◆ WHAT THE EXERCISE ASKS
Each line of the listing that includes the string "location" is to be identified and copied.

◆ DATA SHOWN
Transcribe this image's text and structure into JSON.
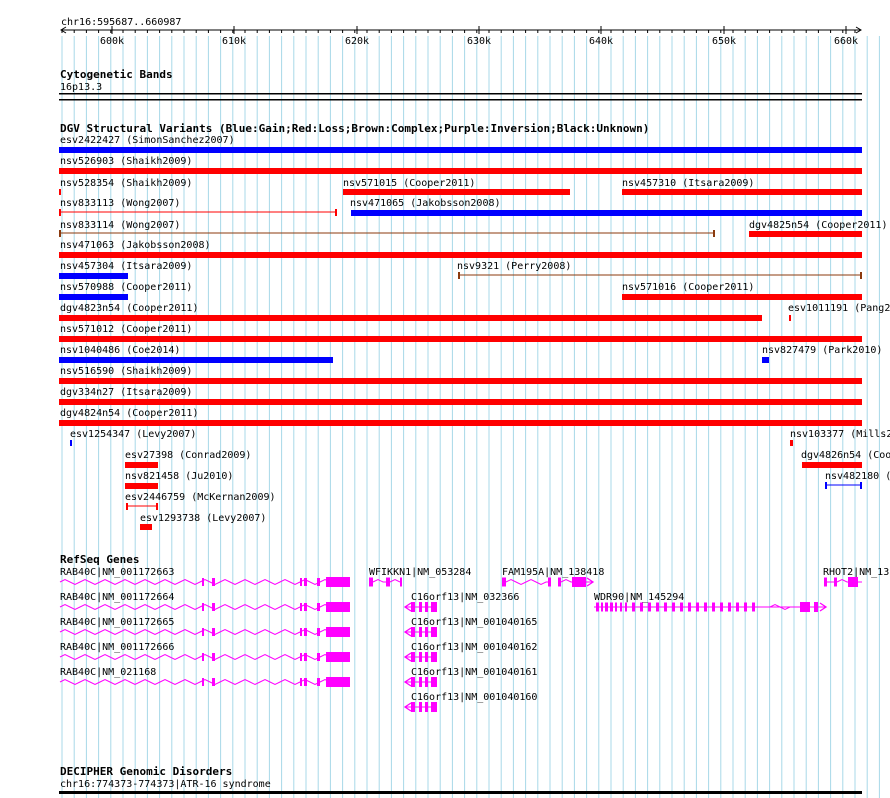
{
  "region": "chr16:595687..660987",
  "ruler_ticks": [
    "600k",
    "610k",
    "620k",
    "630k",
    "640k",
    "650k",
    "660k"
  ],
  "colors": {
    "gain": "#0000ff",
    "loss": "#ff0000",
    "complex": "#8b3a0e",
    "gene": "#ff00ff",
    "grid": "#a8d8e8",
    "text": "#000000"
  },
  "tracks": {
    "cytobands": {
      "title": "Cytogenetic Bands",
      "band": "16p13.3"
    },
    "dgv": {
      "title": "DGV Structural Variants (Blue:Gain;Red:Loss;Brown:Complex;Purple:Inversion;Black:Unknown)",
      "variants": [
        {
          "label": "esv2422427 (SimonSanchez2007)",
          "type": "gain"
        },
        {
          "label": "nsv526903 (Shaikh2009)",
          "type": "loss"
        },
        {
          "label": "nsv528354 (Shaikh2009)",
          "type": "loss"
        },
        {
          "label": "nsv571015 (Cooper2011)",
          "type": "loss"
        },
        {
          "label": "nsv457310 (Itsara2009)",
          "type": "loss"
        },
        {
          "label": "nsv833113 (Wong2007)",
          "type": "loss"
        },
        {
          "label": "nsv471065 (Jakobsson2008)",
          "type": "gain"
        },
        {
          "label": "nsv833114 (Wong2007)",
          "type": "complex"
        },
        {
          "label": "dgv4825n54 (Cooper2011)",
          "type": "loss"
        },
        {
          "label": "nsv471063 (Jakobsson2008)",
          "type": "loss"
        },
        {
          "label": "nsv457304 (Itsara2009)",
          "type": "gain"
        },
        {
          "label": "nsv9321 (Perry2008)",
          "type": "complex"
        },
        {
          "label": "nsv570988 (Cooper2011)",
          "type": "gain"
        },
        {
          "label": "nsv571016 (Cooper2011)",
          "type": "loss"
        },
        {
          "label": "dgv4823n54 (Cooper2011)",
          "type": "loss"
        },
        {
          "label": "esv1011191 (Pang2",
          "type": "loss"
        },
        {
          "label": "nsv571012 (Cooper2011)",
          "type": "loss"
        },
        {
          "label": "nsv1040486 (Coe2014)",
          "type": "gain"
        },
        {
          "label": "nsv827479 (Park2010)",
          "type": "gain"
        },
        {
          "label": "nsv516590 (Shaikh2009)",
          "type": "loss"
        },
        {
          "label": "dgv334n27 (Itsara2009)",
          "type": "loss"
        },
        {
          "label": "dgv4824n54 (Cooper2011)",
          "type": "loss"
        },
        {
          "label": "esv1254347 (Levy2007)",
          "type": "gain"
        },
        {
          "label": "nsv103377 (Mills2",
          "type": "loss"
        },
        {
          "label": "esv27398 (Conrad2009)",
          "type": "loss"
        },
        {
          "label": "dgv4826n54 (Coo",
          "type": "loss"
        },
        {
          "label": "nsv821458 (Ju2010)",
          "type": "loss"
        },
        {
          "label": "nsv482180 (",
          "type": "gain"
        },
        {
          "label": "esv2446759 (McKernan2009)",
          "type": "loss"
        },
        {
          "label": "esv1293738 (Levy2007)",
          "type": "loss"
        }
      ]
    },
    "refseq": {
      "title": "RefSeq Genes",
      "genes": [
        {
          "label": "RAB40C|NM_001172663"
        },
        {
          "label": "WFIKKN1|NM_053284"
        },
        {
          "label": "FAM195A|NM_138418"
        },
        {
          "label": "RHOT2|NM_13"
        },
        {
          "label": "RAB40C|NM_001172664"
        },
        {
          "label": "C16orf13|NM_032366"
        },
        {
          "label": "WDR90|NM_145294"
        },
        {
          "label": "RAB40C|NM_001172665"
        },
        {
          "label": "C16orf13|NM_001040165"
        },
        {
          "label": "RAB40C|NM_001172666"
        },
        {
          "label": "C16orf13|NM_001040162"
        },
        {
          "label": "RAB40C|NM_021168"
        },
        {
          "label": "C16orf13|NM_001040161"
        },
        {
          "label": "C16orf13|NM_001040160"
        }
      ]
    },
    "decipher": {
      "title": "DECIPHER Genomic Disorders",
      "feature": "chr16:774373-774373|ATR-16 syndrome"
    }
  }
}
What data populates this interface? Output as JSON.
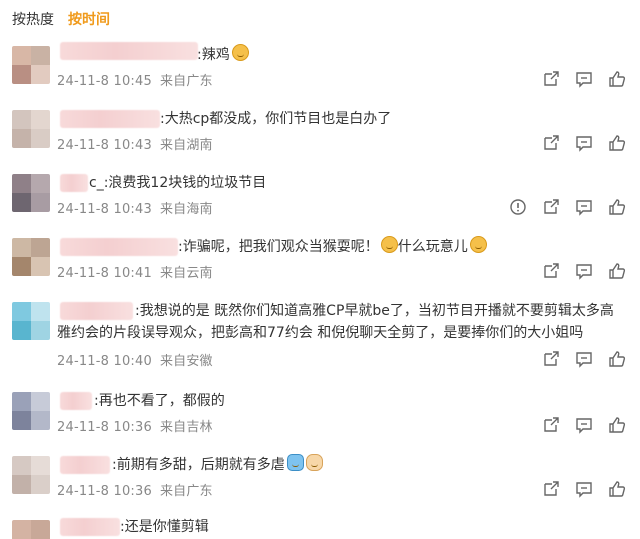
{
  "tabs": [
    {
      "label": "按热度",
      "active": false
    },
    {
      "label": "按时间",
      "active": true
    }
  ],
  "accent_color": "#f09a1b",
  "comments": [
    {
      "text": ":辣鸡",
      "emoji": "grin",
      "date": "24-11-8 10:45",
      "location": "来自广东",
      "actions": [
        "share-icon",
        "comment-icon",
        "like-icon"
      ]
    },
    {
      "text": ":大热cp都没成，你们节目也是白办了",
      "date": "24-11-8 10:43",
      "location": "来自湖南",
      "actions": [
        "share-icon",
        "comment-icon",
        "like-icon"
      ]
    },
    {
      "text": "c_:浪费我12块钱的垃圾节目",
      "date": "24-11-8 10:43",
      "location": "来自海南",
      "actions": [
        "report-icon",
        "share-icon",
        "comment-icon",
        "like-icon"
      ]
    },
    {
      "text": ":诈骗呢，把我们观众当猴耍呢！",
      "text2": "什么玩意儿",
      "date": "24-11-8 10:41",
      "location": "来自云南",
      "actions": [
        "share-icon",
        "comment-icon",
        "like-icon"
      ]
    },
    {
      "text": ":我想说的是 既然你们知道高雅CP早就be了，当初节目开播就不要剪辑太多高雅约会的片段误导观众，把彭高和77约会 和倪倪聊天全剪了，是要捧你们的大小姐吗",
      "date": "24-11-8 10:40",
      "location": "来自安徽",
      "actions": [
        "share-icon",
        "comment-icon",
        "like-icon"
      ]
    },
    {
      "text": ":再也不看了，都假的",
      "date": "24-11-8 10:36",
      "location": "来自吉林",
      "actions": [
        "share-icon",
        "comment-icon",
        "like-icon"
      ]
    },
    {
      "text": ":前期有多甜，后期就有多虐",
      "date": "24-11-8 10:36",
      "location": "来自广东",
      "actions": [
        "share-icon",
        "comment-icon",
        "like-icon"
      ]
    },
    {
      "text": ":还是你懂剪辑",
      "date": "",
      "location": "",
      "actions": []
    }
  ]
}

◆ ANSWER BELOW
      "location": "来自广东",
      "location": "来自湖南",
      "location": "来自海南",
      "location": "来自云南",
      "location": "来自安徽",
      "location": "来自吉林",
      "location": "来自广东",
      "location": "",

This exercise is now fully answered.